═════ INFORMATION SHOWN ═════
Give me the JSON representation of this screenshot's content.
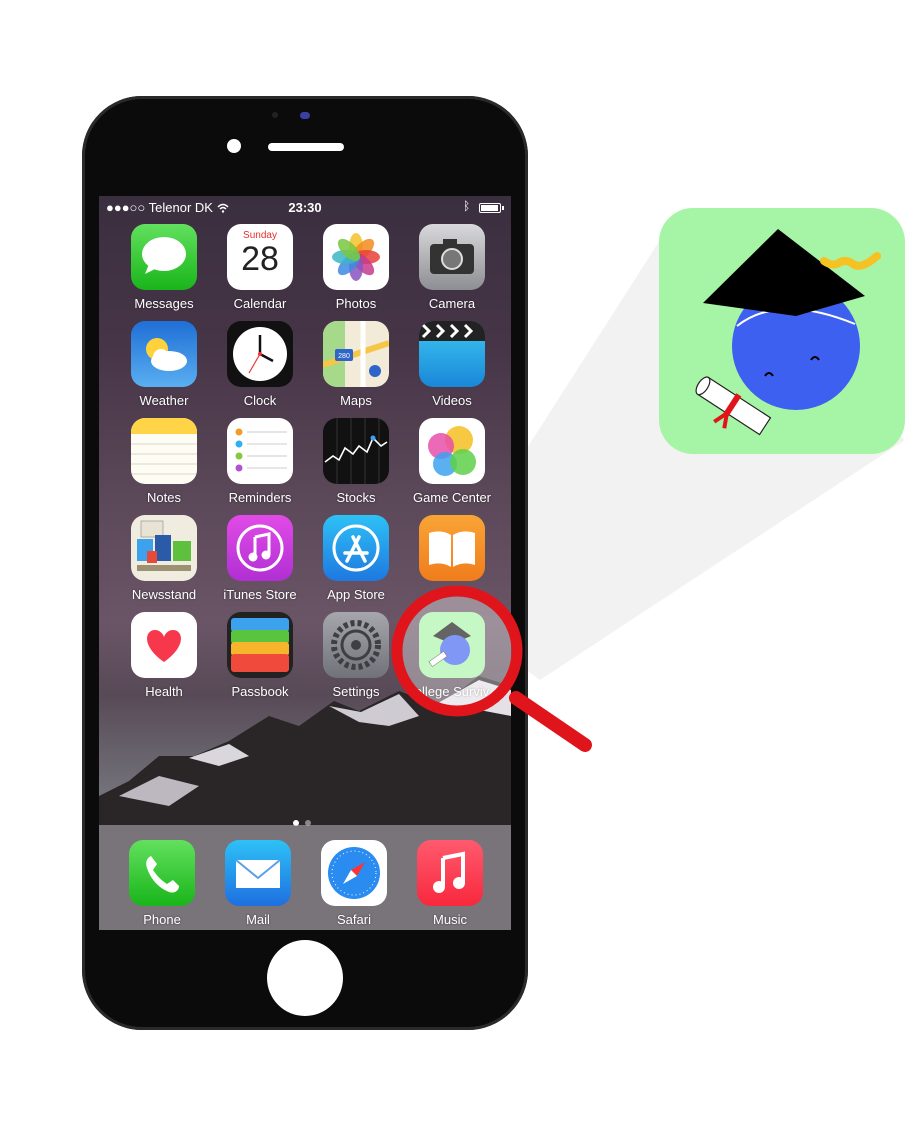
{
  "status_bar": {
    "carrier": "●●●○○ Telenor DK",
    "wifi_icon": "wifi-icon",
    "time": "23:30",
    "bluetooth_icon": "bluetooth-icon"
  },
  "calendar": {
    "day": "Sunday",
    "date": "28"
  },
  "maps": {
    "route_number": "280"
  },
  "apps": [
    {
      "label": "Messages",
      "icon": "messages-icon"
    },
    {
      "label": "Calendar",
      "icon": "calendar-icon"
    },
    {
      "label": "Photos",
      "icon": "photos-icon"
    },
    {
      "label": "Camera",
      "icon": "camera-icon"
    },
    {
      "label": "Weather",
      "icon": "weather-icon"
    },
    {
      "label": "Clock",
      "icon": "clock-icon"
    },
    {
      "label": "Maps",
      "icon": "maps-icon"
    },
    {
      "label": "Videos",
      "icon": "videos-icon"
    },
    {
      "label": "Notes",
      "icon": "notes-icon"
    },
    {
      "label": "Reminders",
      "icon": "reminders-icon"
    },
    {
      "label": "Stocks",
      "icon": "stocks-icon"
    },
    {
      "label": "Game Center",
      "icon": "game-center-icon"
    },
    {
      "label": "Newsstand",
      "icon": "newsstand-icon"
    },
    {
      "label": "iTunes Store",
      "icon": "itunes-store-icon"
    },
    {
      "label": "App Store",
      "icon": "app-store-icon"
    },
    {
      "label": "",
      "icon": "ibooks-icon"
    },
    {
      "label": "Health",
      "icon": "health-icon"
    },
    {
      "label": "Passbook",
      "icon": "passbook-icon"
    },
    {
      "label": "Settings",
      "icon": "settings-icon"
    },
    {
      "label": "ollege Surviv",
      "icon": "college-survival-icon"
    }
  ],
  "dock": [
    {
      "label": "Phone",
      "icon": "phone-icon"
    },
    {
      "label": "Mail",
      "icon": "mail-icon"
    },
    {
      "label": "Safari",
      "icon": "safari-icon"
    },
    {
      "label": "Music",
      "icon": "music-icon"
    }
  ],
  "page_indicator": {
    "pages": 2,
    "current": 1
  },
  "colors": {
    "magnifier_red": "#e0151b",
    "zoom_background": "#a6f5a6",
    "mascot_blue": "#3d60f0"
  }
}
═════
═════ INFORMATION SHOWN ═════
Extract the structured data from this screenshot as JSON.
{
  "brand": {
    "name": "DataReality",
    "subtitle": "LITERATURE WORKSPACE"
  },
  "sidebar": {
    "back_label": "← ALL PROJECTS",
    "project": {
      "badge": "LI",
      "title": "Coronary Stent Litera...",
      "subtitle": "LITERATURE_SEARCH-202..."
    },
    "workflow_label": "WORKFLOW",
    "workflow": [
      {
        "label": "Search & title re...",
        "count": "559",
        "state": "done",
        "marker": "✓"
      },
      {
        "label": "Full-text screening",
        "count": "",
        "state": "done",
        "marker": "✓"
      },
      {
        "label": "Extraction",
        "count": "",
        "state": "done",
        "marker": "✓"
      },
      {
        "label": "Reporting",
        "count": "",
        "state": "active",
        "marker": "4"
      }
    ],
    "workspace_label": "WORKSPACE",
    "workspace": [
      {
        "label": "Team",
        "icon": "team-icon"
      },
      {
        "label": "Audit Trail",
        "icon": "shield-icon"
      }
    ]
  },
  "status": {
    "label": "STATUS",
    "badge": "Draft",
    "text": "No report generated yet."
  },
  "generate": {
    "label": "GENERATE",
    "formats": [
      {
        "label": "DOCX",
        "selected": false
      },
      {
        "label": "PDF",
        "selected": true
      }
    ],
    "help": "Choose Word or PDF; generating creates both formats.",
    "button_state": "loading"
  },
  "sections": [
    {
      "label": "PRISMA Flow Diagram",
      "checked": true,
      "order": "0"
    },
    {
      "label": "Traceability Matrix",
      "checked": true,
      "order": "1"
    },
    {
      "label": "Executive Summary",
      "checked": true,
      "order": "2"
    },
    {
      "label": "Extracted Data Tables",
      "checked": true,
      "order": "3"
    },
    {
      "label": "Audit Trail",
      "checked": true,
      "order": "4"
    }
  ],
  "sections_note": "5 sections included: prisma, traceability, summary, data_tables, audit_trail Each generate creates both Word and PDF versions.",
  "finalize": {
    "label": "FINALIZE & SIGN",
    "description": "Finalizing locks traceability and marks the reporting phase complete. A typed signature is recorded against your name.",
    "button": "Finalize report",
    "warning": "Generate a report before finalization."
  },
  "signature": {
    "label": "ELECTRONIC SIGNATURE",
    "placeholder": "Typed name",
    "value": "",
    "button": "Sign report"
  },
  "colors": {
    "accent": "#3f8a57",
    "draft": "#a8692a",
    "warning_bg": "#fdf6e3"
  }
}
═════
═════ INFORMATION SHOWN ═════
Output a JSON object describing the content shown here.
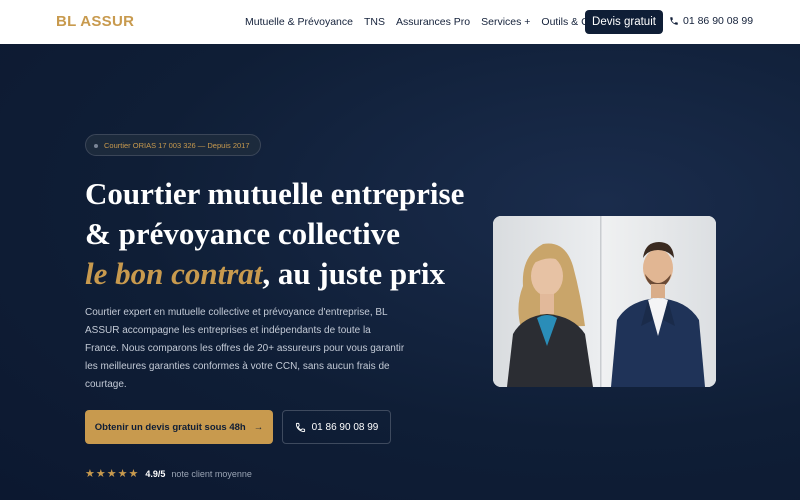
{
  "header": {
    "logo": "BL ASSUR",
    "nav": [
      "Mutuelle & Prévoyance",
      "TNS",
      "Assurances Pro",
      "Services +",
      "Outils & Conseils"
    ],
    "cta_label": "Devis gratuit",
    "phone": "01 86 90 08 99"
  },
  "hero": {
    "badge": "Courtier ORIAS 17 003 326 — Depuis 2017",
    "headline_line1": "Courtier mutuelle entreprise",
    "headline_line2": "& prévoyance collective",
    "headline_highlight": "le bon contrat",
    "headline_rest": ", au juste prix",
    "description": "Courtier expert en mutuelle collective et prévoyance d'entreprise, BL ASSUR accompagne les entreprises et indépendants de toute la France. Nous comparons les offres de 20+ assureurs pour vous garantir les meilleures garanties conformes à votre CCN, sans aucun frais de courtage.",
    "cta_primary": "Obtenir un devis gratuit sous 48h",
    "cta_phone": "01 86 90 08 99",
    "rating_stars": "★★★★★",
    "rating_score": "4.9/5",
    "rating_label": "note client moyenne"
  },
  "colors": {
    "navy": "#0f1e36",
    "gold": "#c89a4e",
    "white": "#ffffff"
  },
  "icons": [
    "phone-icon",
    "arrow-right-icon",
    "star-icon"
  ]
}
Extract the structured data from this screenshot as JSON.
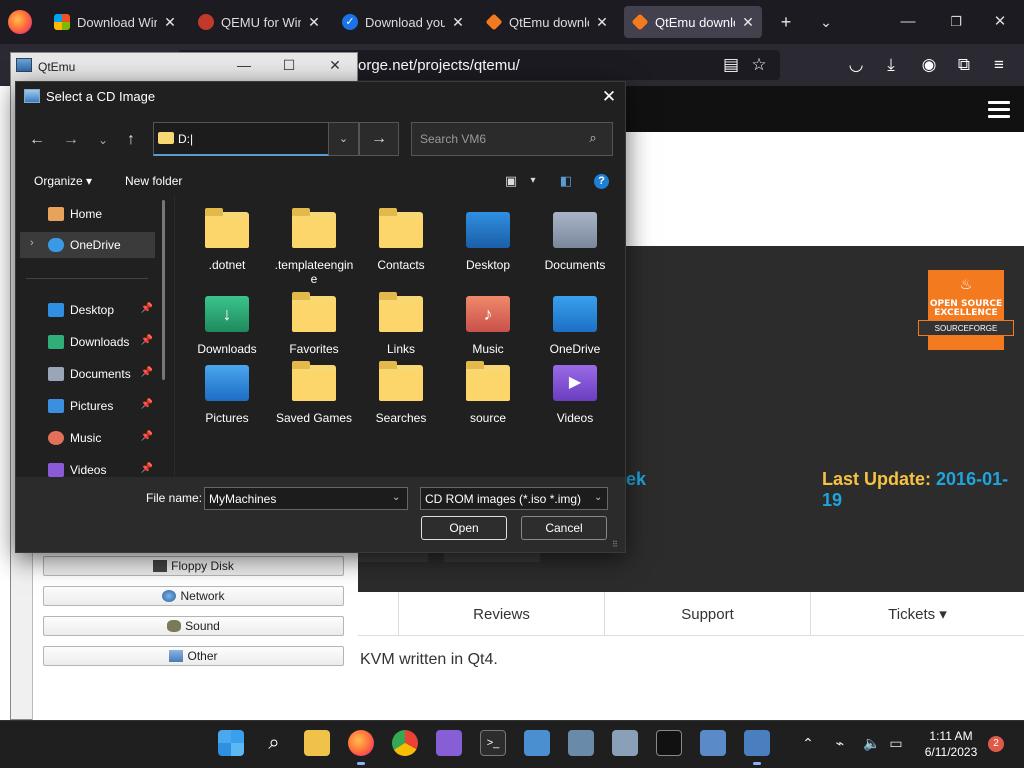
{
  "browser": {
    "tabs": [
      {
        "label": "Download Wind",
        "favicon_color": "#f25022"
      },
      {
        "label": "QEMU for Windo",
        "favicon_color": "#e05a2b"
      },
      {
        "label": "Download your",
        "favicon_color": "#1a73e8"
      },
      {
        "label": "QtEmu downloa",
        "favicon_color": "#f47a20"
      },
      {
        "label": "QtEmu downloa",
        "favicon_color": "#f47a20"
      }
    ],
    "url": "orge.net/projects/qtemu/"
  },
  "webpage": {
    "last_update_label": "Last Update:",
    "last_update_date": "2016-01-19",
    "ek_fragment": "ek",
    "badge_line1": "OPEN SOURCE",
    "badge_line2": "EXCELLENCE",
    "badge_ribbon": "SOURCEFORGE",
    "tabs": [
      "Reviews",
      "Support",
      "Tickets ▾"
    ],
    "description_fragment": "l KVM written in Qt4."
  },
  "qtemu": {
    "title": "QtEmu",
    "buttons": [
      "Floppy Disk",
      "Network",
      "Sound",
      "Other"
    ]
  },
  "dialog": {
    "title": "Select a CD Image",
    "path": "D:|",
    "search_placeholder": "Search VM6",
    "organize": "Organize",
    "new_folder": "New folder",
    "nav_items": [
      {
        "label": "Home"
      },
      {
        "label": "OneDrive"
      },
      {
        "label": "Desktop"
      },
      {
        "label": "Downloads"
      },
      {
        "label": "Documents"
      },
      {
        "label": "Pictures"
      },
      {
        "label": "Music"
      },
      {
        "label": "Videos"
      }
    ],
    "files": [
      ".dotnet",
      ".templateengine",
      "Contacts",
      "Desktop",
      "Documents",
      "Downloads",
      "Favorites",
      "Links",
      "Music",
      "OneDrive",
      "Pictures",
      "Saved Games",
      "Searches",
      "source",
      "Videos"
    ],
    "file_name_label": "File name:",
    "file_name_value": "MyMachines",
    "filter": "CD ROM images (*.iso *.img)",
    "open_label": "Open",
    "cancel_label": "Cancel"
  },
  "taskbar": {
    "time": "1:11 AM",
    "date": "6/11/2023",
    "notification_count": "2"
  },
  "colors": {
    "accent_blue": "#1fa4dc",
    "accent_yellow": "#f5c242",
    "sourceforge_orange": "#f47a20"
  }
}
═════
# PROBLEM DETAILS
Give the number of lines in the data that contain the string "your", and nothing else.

# ANSWER SPACE
2